Required action - Could you please retype all of the entries exactly as they appear?

Given information -
....

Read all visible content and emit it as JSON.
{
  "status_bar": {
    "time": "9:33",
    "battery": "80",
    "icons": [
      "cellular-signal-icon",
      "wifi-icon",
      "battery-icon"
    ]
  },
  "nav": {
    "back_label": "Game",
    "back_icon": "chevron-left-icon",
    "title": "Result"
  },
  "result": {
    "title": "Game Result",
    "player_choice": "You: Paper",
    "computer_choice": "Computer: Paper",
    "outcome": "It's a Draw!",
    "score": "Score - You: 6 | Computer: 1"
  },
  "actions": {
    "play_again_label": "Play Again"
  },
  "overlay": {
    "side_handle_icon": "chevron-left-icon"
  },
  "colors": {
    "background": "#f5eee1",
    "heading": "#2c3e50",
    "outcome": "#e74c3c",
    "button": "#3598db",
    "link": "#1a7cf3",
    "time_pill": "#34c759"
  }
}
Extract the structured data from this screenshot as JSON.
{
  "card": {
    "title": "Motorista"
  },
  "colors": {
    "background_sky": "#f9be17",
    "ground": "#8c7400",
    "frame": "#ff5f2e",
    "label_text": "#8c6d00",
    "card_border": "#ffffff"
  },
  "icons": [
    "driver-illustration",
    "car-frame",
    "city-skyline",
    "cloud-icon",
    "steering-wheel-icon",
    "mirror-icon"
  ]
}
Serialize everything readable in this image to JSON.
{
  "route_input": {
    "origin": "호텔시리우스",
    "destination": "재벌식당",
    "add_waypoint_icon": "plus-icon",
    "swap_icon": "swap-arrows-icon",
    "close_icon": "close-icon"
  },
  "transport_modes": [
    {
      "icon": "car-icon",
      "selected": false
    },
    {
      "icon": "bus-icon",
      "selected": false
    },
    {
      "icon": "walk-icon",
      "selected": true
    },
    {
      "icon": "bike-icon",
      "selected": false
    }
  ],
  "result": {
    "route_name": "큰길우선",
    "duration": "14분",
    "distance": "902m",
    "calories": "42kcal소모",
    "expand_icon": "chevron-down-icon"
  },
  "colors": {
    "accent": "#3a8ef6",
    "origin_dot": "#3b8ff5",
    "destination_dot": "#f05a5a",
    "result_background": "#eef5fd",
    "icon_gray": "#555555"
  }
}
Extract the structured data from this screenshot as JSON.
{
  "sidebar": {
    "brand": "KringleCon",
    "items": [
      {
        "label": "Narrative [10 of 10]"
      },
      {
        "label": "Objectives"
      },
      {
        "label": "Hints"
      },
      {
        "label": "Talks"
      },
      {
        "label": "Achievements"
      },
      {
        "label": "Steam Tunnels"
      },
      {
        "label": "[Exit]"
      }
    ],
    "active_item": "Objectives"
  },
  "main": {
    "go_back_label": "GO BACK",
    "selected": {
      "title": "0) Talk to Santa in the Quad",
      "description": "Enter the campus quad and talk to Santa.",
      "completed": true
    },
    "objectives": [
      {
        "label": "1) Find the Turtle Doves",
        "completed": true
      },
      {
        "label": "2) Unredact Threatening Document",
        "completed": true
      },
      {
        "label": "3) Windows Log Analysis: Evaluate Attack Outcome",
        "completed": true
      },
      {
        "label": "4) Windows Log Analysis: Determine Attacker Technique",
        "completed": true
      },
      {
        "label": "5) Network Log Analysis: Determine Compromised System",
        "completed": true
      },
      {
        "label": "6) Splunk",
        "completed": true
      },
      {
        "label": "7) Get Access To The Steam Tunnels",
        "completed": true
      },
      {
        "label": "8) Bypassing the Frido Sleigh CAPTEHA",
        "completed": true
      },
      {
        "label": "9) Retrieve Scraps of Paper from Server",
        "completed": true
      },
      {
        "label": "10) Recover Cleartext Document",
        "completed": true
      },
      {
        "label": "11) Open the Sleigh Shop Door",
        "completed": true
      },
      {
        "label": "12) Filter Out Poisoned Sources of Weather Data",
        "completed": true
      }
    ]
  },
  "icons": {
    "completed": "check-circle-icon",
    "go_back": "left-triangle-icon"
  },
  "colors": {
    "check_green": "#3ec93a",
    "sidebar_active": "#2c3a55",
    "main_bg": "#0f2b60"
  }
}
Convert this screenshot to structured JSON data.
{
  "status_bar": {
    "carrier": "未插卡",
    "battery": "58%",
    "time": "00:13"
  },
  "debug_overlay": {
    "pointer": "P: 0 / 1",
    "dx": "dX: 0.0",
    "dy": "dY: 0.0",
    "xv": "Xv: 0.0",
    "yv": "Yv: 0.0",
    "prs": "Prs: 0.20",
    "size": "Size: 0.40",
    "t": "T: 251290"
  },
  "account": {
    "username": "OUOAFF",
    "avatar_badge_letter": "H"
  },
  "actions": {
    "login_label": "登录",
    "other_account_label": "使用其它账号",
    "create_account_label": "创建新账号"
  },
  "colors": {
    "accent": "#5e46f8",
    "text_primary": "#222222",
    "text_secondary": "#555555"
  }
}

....

The answer -
Read all visible content and emit it as JSON.
{
  "status_bar": {
    "time": "9:33",
    "battery": "80",
    "icons": [
      "cellular-signal-icon",
      "wifi-icon",
      "battery-icon"
    ]
  },
  "nav": {
    "back_label": "Game",
    "back_icon": "chevron-left-icon",
    "title": "Result"
  },
  "result": {
    "title": "Game Result",
    "player_choice": "You: Paper",
    "computer_choice": "Computer: Paper",
    "outcome": "It's a Draw!",
    "score": "Score - You: 6 | Computer: 1"
  },
  "actions": {
    "play_again_label": "Play Again"
  },
  "overlay": {
    "side_handle_icon": "chevron-left-icon"
  },
  "colors": {
    "background": "#f5eee1",
    "heading": "#2c3e50",
    "outcome": "#e74c3c",
    "button": "#3598db",
    "link": "#1a7cf3",
    "time_pill": "#34c759"
  }
}
Extract the structured data from this screenshot as JSON.
{
  "card": {
    "title": "Motorista"
  },
  "colors": {
    "background_sky": "#f9be17",
    "ground": "#8c7400",
    "frame": "#ff5f2e",
    "label_text": "#8c6d00",
    "card_border": "#ffffff"
  },
  "icons": [
    "driver-illustration",
    "car-frame",
    "city-skyline",
    "cloud-icon",
    "steering-wheel-icon",
    "mirror-icon"
  ]
}
Serialize everything readable in this image to JSON.
{
  "route_input": {
    "origin": "호텔시리우스",
    "destination": "재벌식당",
    "add_waypoint_icon": "plus-icon",
    "swap_icon": "swap-arrows-icon",
    "close_icon": "close-icon"
  },
  "transport_modes": [
    {
      "icon": "car-icon",
      "selected": false
    },
    {
      "icon": "bus-icon",
      "selected": false
    },
    {
      "icon": "walk-icon",
      "selected": true
    },
    {
      "icon": "bike-icon",
      "selected": false
    }
  ],
  "result": {
    "route_name": "큰길우선",
    "duration": "14분",
    "distance": "902m",
    "calories": "42kcal소모",
    "expand_icon": "chevron-down-icon"
  },
  "colors": {
    "accent": "#3a8ef6",
    "origin_dot": "#3b8ff5",
    "destination_dot": "#f05a5a",
    "result_background": "#eef5fd",
    "icon_gray": "#555555"
  }
}
Extract the structured data from this screenshot as JSON.
{
  "sidebar": {
    "brand": "KringleCon",
    "items": [
      {
        "label": "Narrative [10 of 10]"
      },
      {
        "label": "Objectives"
      },
      {
        "label": "Hints"
      },
      {
        "label": "Talks"
      },
      {
        "label": "Achievements"
      },
      {
        "label": "Steam Tunnels"
      },
      {
        "label": "[Exit]"
      }
    ],
    "active_item": "Objectives"
  },
  "main": {
    "go_back_label": "GO BACK",
    "selected": {
      "title": "0) Talk to Santa in the Quad",
      "description": "Enter the campus quad and talk to Santa.",
      "completed": true
    },
    "objectives": [
      {
        "label": "1) Find the Turtle Doves",
        "completed": true
      },
      {
        "label": "2) Unredact Threatening Document",
        "completed": true
      },
      {
        "label": "3) Windows Log Analysis: Evaluate Attack Outcome",
        "completed": true
      },
      {
        "label": "4) Windows Log Analysis: Determine Attacker Technique",
        "completed": true
      },
      {
        "label": "5) Network Log Analysis: Determine Compromised System",
        "completed": true
      },
      {
        "label": "6) Splunk",
        "completed": true
      },
      {
        "label": "7) Get Access To The Steam Tunnels",
        "completed": true
      },
      {
        "label": "8) Bypassing the Frido Sleigh CAPTEHA",
        "completed": true
      },
      {
        "label": "9) Retrieve Scraps of Paper from Server",
        "completed": true
      },
      {
        "label": "10) Recover Cleartext Document",
        "completed": true
      },
      {
        "label": "11) Open the Sleigh Shop Door",
        "completed": true
      },
      {
        "label": "12) Filter Out Poisoned Sources of Weather Data",
        "completed": true
      }
    ]
  },
  "icons": {
    "completed": "check-circle-icon",
    "go_back": "left-triangle-icon"
  },
  "colors": {
    "check_green": "#3ec93a",
    "sidebar_active": "#2c3a55",
    "main_bg": "#0f2b60"
  }
}
Convert this screenshot to structured JSON data.
{
  "status_bar": {
    "carrier": "未插卡",
    "battery": "58%",
    "time": "00:13"
  },
  "debug_overlay": {
    "pointer": "P: 0 / 1",
    "dx": "dX: 0.0",
    "dy": "dY: 0.0",
    "xv": "Xv: 0.0",
    "yv": "Yv: 0.0",
    "prs": "Prs: 0.20",
    "size": "Size: 0.40",
    "t": "T: 251290"
  },
  "account": {
    "username": "OUOAFF",
    "avatar_badge_letter": "H"
  },
  "actions": {
    "login_label": "登录",
    "other_account_label": "使用其它账号",
    "create_account_label": "创建新账号"
  },
  "colors": {
    "accent": "#5e46f8",
    "text_primary": "#222222",
    "text_secondary": "#555555"
  }
}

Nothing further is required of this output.